TO DO -
What is the number of lines below that contain the string "heading"? Give it and nothing else.

RECORDS PROVIDED -
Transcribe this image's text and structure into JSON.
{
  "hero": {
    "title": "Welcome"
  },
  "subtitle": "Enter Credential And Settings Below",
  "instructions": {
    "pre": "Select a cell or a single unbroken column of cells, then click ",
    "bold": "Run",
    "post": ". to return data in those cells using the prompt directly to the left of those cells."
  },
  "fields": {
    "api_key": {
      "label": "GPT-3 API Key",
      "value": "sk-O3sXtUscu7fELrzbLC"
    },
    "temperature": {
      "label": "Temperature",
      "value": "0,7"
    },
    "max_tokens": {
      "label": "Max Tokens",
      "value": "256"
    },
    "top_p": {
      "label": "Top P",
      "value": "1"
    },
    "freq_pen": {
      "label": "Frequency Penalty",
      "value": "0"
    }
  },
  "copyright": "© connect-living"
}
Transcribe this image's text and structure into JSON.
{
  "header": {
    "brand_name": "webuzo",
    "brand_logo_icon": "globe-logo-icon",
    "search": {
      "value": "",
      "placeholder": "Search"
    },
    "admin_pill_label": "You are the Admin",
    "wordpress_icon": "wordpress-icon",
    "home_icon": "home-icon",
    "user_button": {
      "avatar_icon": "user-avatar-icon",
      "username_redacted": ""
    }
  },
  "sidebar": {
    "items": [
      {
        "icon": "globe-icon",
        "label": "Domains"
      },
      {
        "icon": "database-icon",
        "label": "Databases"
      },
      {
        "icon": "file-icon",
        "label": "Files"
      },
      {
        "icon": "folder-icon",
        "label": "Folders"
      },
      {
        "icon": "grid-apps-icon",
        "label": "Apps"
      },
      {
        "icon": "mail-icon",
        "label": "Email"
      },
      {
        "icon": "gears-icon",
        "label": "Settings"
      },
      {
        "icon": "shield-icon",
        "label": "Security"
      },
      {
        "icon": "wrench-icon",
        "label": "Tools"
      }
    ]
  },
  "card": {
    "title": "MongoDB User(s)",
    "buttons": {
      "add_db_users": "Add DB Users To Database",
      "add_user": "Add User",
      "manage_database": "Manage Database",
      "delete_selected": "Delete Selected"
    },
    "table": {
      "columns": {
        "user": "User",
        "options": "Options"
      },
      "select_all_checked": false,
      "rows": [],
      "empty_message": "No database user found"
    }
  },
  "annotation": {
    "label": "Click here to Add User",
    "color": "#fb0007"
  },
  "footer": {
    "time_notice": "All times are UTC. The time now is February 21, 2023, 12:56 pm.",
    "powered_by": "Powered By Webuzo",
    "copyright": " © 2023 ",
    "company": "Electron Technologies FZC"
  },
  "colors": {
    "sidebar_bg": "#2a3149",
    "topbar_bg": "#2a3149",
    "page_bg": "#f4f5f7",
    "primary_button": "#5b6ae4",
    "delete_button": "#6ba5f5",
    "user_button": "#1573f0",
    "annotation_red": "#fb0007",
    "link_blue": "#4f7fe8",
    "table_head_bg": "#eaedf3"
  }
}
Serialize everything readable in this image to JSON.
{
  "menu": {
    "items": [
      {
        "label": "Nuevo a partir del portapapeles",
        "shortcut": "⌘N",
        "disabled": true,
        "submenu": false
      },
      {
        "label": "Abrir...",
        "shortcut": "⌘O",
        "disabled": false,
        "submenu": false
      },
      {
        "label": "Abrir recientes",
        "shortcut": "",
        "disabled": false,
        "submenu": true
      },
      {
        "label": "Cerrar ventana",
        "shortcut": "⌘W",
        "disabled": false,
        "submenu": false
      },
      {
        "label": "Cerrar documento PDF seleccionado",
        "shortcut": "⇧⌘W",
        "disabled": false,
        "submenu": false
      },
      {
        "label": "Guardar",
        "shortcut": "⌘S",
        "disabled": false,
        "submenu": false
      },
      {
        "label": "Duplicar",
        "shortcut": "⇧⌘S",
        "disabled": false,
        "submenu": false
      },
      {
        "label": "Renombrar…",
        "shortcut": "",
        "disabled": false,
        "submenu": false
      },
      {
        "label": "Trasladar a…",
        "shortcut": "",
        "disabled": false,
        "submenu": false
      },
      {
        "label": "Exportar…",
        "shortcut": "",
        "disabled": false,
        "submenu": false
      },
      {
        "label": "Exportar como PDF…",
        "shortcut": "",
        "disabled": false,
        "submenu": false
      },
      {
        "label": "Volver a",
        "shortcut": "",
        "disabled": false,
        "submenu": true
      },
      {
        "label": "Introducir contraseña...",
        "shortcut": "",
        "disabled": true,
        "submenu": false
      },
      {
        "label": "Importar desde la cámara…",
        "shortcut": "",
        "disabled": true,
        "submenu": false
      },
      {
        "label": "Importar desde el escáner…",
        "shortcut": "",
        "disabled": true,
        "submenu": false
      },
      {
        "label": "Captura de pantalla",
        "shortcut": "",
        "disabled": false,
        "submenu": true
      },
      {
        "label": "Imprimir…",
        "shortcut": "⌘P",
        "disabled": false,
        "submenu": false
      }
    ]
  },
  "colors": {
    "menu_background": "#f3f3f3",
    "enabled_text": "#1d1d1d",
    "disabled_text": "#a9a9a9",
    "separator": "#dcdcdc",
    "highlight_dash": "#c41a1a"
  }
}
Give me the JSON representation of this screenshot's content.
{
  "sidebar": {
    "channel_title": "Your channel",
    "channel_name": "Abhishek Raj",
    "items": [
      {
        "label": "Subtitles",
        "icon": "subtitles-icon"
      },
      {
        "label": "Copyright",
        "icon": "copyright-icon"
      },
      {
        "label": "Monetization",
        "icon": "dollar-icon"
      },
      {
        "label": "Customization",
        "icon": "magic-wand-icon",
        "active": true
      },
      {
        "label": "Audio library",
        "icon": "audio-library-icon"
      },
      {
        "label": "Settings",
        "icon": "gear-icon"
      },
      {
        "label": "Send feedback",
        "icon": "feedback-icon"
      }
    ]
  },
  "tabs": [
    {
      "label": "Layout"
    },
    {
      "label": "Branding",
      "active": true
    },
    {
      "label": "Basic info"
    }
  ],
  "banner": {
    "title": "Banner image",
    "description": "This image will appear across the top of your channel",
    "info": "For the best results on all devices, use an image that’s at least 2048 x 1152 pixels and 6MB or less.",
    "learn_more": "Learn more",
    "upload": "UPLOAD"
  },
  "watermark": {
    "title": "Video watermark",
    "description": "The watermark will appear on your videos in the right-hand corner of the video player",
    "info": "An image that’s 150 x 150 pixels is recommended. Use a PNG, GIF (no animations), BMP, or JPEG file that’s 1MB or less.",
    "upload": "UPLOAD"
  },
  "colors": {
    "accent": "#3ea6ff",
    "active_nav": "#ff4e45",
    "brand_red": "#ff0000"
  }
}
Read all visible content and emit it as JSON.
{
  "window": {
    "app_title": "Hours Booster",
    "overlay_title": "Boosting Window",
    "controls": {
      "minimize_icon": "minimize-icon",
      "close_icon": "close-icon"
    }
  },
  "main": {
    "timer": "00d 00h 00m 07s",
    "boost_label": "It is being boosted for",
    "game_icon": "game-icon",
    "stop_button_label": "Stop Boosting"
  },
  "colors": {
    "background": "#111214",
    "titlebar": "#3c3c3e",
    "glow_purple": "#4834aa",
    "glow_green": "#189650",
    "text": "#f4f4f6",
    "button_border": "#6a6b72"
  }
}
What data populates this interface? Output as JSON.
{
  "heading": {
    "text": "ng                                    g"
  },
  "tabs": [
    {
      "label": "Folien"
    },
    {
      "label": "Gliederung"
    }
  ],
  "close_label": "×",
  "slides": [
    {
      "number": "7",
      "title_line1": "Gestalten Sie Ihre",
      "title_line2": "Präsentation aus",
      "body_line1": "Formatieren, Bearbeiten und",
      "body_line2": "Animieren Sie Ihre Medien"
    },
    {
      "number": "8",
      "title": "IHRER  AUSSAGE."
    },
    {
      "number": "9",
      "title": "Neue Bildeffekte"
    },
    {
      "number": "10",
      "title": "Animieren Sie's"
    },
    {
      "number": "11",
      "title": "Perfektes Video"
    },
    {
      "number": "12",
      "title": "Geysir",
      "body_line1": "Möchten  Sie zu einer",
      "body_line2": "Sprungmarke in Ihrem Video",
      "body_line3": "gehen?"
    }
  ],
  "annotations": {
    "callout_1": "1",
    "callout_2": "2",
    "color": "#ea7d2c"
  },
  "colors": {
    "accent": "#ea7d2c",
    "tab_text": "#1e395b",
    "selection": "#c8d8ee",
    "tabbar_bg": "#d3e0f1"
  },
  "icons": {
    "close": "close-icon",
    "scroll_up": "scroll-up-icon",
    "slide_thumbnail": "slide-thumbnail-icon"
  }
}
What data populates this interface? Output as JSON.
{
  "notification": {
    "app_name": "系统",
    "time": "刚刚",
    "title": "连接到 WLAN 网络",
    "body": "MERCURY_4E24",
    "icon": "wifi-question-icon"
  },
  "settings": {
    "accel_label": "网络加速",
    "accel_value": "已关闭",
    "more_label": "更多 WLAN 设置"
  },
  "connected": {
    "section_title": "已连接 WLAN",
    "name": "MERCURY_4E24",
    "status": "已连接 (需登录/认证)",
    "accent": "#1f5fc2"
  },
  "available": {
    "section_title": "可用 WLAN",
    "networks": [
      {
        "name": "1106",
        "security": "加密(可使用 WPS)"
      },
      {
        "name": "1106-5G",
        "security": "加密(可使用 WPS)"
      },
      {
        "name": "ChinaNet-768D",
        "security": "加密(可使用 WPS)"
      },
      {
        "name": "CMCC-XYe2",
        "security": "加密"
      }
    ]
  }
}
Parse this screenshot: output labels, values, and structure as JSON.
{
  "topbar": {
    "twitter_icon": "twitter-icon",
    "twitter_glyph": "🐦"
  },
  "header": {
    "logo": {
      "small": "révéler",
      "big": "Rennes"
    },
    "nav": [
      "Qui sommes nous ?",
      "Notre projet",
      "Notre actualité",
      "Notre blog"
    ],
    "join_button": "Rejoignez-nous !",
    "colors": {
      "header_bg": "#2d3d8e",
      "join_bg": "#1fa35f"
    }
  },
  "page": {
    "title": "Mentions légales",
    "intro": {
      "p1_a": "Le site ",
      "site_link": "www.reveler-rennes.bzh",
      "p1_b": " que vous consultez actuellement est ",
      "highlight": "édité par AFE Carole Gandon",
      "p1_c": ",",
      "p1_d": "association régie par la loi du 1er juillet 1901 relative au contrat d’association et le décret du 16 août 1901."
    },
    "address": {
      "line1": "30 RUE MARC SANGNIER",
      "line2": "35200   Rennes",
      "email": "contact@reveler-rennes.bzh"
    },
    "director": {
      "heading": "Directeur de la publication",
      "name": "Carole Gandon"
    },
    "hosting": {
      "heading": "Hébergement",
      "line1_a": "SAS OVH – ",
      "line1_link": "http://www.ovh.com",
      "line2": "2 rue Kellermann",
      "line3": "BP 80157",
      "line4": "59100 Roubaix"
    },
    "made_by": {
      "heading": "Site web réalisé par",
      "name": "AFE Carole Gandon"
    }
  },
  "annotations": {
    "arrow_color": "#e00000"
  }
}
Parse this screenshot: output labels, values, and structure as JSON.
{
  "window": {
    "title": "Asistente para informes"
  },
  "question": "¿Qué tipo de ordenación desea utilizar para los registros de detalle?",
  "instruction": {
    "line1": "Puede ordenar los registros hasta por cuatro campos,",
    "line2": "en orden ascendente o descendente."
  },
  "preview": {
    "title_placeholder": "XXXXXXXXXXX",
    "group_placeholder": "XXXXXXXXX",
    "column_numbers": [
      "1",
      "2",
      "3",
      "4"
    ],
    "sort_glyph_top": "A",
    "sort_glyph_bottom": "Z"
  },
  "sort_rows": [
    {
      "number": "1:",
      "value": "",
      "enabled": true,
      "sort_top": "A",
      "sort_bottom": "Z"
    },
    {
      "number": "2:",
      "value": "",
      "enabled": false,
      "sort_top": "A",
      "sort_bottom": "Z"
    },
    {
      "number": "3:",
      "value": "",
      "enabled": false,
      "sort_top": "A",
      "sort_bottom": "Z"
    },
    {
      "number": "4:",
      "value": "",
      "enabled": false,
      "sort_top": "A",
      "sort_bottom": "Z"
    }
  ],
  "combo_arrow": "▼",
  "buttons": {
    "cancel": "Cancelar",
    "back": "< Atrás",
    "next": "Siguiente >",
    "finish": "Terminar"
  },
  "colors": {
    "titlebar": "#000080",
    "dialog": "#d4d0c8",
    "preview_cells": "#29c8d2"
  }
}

YOUR RESPONSE -
4